**WORK TO COMPLETE:**
All of the entries below need repeating exactly, apart from their images.

**AVAILABLE DATA:**
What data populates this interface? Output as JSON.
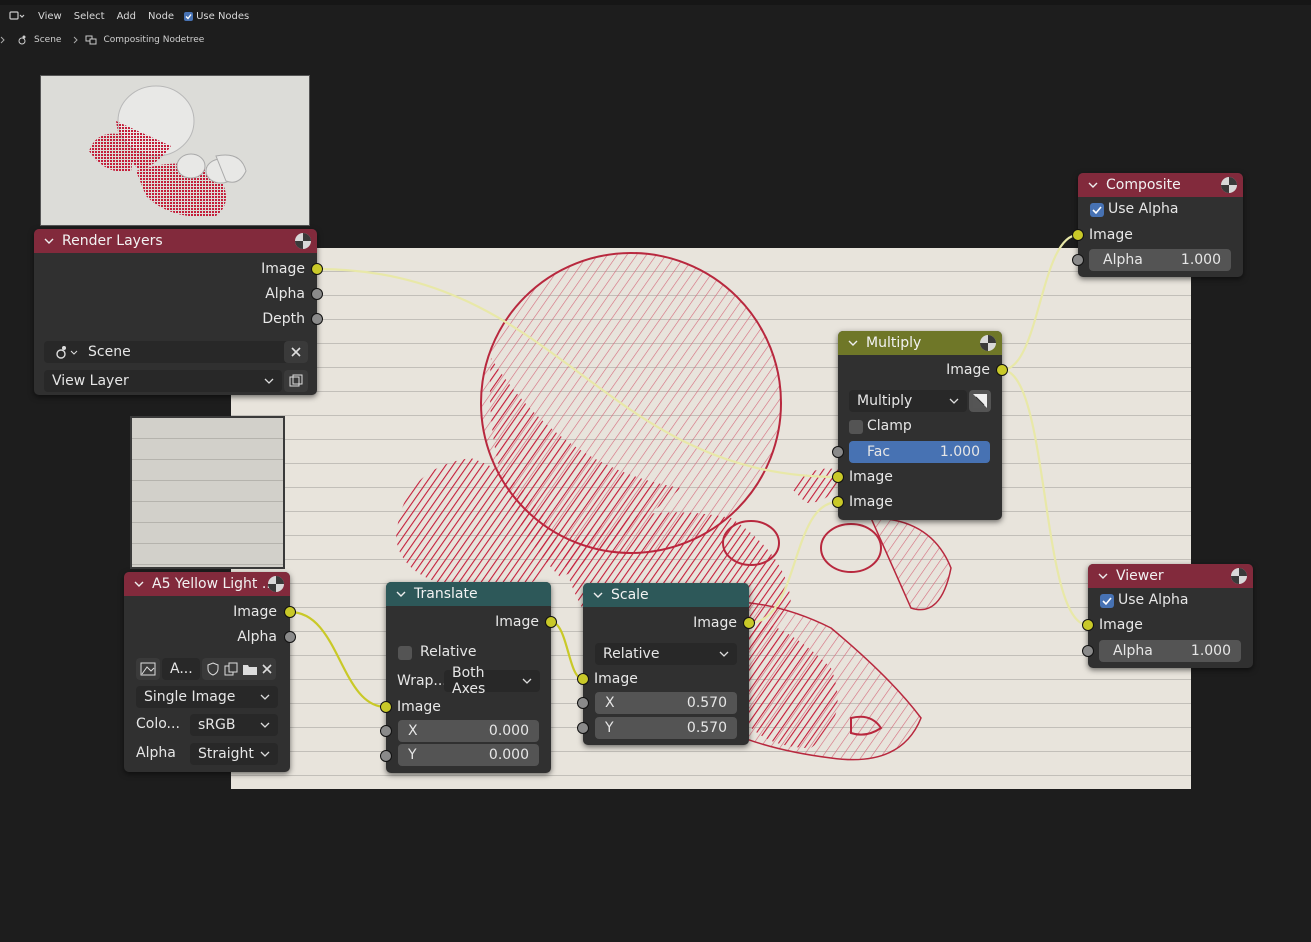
{
  "header": {
    "menus": [
      "View",
      "Select",
      "Add",
      "Node"
    ],
    "use_nodes_label": "Use Nodes",
    "use_nodes_checked": true
  },
  "breadcrumb": {
    "scene": "Scene",
    "tree": "Compositing Nodetree"
  },
  "nodes": {
    "render_layers": {
      "title": "Render Layers",
      "outputs": [
        "Image",
        "Alpha",
        "Depth"
      ],
      "scene": "Scene",
      "layer": "View Layer"
    },
    "image": {
      "title": "A5 Yellow Light ...",
      "outputs": [
        "Image",
        "Alpha"
      ],
      "image_name": "A...",
      "source": "Single Image",
      "color_label": "Colo...",
      "color_value": "sRGB",
      "alpha_label": "Alpha",
      "alpha_value": "Straight"
    },
    "translate": {
      "title": "Translate",
      "output": "Image",
      "relative_label": "Relative",
      "relative_checked": false,
      "wrap_label": "Wrap...",
      "wrap_value": "Both Axes",
      "input": "Image",
      "x_label": "X",
      "x_value": "0.000",
      "y_label": "Y",
      "y_value": "0.000"
    },
    "scale": {
      "title": "Scale",
      "output": "Image",
      "mode": "Relative",
      "input": "Image",
      "x_label": "X",
      "x_value": "0.570",
      "y_label": "Y",
      "y_value": "0.570"
    },
    "multiply": {
      "title": "Multiply",
      "output": "Image",
      "blend_mode": "Multiply",
      "clamp_label": "Clamp",
      "clamp_checked": false,
      "fac_label": "Fac",
      "fac_value": "1.000",
      "input_a": "Image",
      "input_b": "Image"
    },
    "composite": {
      "title": "Composite",
      "use_alpha_label": "Use Alpha",
      "use_alpha_checked": true,
      "input": "Image",
      "alpha_label": "Alpha",
      "alpha_value": "1.000"
    },
    "viewer": {
      "title": "Viewer",
      "use_alpha_label": "Use Alpha",
      "use_alpha_checked": true,
      "input": "Image",
      "alpha_label": "Alpha",
      "alpha_value": "1.000"
    }
  },
  "colors": {
    "header_input": "#822a3c",
    "header_color": "#6f7728",
    "header_distort": "#2d5859",
    "socket_color": "#c9c928",
    "socket_value": "#8a8a8a",
    "accent": "#4772b3",
    "link": "#e8e8a8",
    "sketch_red": "#c41e3a"
  }
}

**FINISHED EXERCISE:**
What data populates this interface? Output as JSON.
{
  "header": {
    "menus": [
      "View",
      "Select",
      "Add",
      "Node"
    ],
    "use_nodes_label": "Use Nodes",
    "use_nodes_checked": true
  },
  "breadcrumb": {
    "scene": "Scene",
    "tree": "Compositing Nodetree"
  },
  "nodes": {
    "render_layers": {
      "title": "Render Layers",
      "outputs": [
        "Image",
        "Alpha",
        "Depth"
      ],
      "scene": "Scene",
      "layer": "View Layer"
    },
    "image": {
      "title": "A5 Yellow Light ...",
      "outputs": [
        "Image",
        "Alpha"
      ],
      "image_name": "A...",
      "source": "Single Image",
      "color_label": "Colo...",
      "color_value": "sRGB",
      "alpha_label": "Alpha",
      "alpha_value": "Straight"
    },
    "translate": {
      "title": "Translate",
      "output": "Image",
      "relative_label": "Relative",
      "relative_checked": false,
      "wrap_label": "Wrap...",
      "wrap_value": "Both Axes",
      "input": "Image",
      "x_label": "X",
      "x_value": "0.000",
      "y_label": "Y",
      "y_value": "0.000"
    },
    "scale": {
      "title": "Scale",
      "output": "Image",
      "mode": "Relative",
      "input": "Image",
      "x_label": "X",
      "x_value": "0.570",
      "y_label": "Y",
      "y_value": "0.570"
    },
    "multiply": {
      "title": "Multiply",
      "output": "Image",
      "blend_mode": "Multiply",
      "clamp_label": "Clamp",
      "clamp_checked": false,
      "fac_label": "Fac",
      "fac_value": "1.000",
      "input_a": "Image",
      "input_b": "Image"
    },
    "composite": {
      "title": "Composite",
      "use_alpha_label": "Use Alpha",
      "use_alpha_checked": true,
      "input": "Image",
      "alpha_label": "Alpha",
      "alpha_value": "1.000"
    },
    "viewer": {
      "title": "Viewer",
      "use_alpha_label": "Use Alpha",
      "use_alpha_checked": true,
      "input": "Image",
      "alpha_label": "Alpha",
      "alpha_value": "1.000"
    }
  },
  "colors": {
    "header_input": "#822a3c",
    "header_color": "#6f7728",
    "header_distort": "#2d5859",
    "socket_color": "#c9c928",
    "socket_value": "#8a8a8a",
    "accent": "#4772b3",
    "link": "#e8e8a8",
    "sketch_red": "#c41e3a"
  }
}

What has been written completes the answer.